Items from an interface collection:
++++++++
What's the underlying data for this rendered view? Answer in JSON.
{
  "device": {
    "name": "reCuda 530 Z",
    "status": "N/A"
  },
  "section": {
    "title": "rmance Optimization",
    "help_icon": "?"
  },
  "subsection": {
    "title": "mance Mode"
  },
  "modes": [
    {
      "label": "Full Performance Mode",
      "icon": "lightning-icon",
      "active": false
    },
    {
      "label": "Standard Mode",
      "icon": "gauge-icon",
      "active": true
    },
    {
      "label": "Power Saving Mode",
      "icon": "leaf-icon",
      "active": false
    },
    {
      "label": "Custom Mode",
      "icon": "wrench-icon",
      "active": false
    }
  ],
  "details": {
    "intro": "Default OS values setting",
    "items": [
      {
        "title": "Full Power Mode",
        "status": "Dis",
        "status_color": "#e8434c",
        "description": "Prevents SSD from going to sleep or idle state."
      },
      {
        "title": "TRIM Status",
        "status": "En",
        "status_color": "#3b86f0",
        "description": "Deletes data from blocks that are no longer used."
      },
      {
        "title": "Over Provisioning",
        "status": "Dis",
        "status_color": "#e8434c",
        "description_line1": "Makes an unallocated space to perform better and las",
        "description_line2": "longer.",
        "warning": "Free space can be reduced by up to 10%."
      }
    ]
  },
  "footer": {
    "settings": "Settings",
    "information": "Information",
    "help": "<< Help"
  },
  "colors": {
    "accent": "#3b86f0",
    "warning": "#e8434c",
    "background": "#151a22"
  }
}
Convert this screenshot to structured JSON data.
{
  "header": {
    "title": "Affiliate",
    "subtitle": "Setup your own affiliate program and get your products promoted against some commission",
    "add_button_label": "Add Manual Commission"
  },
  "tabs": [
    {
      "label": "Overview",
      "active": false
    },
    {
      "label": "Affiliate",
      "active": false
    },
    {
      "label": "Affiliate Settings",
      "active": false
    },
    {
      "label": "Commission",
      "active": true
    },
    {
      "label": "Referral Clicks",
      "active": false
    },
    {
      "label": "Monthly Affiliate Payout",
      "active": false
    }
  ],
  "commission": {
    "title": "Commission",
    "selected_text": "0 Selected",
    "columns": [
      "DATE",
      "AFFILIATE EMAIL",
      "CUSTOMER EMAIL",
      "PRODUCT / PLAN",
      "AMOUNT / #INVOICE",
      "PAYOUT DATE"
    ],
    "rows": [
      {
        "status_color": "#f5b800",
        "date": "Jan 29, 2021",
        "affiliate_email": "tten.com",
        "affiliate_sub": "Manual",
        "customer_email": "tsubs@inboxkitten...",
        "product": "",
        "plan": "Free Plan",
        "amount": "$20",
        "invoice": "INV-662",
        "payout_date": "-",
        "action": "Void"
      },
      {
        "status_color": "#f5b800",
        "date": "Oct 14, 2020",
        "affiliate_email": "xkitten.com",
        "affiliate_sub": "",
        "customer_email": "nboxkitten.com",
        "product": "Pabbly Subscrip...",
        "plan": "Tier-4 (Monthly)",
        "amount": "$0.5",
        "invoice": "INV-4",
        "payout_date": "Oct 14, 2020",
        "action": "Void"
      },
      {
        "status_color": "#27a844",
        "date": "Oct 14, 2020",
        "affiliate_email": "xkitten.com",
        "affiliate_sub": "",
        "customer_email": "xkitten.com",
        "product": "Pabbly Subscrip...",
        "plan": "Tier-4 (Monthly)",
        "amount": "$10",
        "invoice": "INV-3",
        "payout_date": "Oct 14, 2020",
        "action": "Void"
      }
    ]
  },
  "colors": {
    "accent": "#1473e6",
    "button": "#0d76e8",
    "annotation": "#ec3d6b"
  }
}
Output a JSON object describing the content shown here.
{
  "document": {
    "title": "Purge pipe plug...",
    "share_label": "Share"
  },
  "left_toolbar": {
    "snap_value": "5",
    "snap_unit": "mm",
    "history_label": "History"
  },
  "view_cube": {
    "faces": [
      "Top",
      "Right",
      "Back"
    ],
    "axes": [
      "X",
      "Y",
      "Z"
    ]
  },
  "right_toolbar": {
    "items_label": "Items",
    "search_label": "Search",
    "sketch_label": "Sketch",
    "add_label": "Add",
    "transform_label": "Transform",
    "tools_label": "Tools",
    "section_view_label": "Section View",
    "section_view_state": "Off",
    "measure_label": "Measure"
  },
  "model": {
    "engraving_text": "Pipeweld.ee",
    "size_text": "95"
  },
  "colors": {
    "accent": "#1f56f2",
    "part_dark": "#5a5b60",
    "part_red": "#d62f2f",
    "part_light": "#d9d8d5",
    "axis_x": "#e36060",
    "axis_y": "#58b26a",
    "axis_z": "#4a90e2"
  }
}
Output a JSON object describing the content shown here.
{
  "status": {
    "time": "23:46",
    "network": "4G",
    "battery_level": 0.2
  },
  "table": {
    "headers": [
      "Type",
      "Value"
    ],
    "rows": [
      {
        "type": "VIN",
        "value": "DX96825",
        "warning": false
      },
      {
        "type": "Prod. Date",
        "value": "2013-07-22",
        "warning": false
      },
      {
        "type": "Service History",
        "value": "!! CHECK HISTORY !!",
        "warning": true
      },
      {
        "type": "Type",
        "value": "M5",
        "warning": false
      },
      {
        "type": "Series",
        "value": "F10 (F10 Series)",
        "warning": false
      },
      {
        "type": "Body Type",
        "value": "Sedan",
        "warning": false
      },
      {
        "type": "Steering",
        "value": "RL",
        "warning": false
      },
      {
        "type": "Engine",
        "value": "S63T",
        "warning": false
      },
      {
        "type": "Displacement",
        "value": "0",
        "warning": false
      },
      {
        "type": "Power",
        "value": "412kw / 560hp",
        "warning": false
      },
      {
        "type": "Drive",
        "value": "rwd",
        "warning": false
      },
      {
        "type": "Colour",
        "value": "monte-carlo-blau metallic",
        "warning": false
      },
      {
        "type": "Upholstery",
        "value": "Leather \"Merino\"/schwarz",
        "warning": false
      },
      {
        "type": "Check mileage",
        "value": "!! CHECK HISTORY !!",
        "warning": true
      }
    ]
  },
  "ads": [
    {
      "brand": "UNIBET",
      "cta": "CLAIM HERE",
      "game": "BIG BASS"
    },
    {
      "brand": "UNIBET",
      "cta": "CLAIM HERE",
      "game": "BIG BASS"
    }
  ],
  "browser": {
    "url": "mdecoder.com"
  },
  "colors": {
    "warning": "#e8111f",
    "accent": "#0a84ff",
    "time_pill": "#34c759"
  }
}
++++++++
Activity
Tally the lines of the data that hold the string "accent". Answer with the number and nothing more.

Written reply
4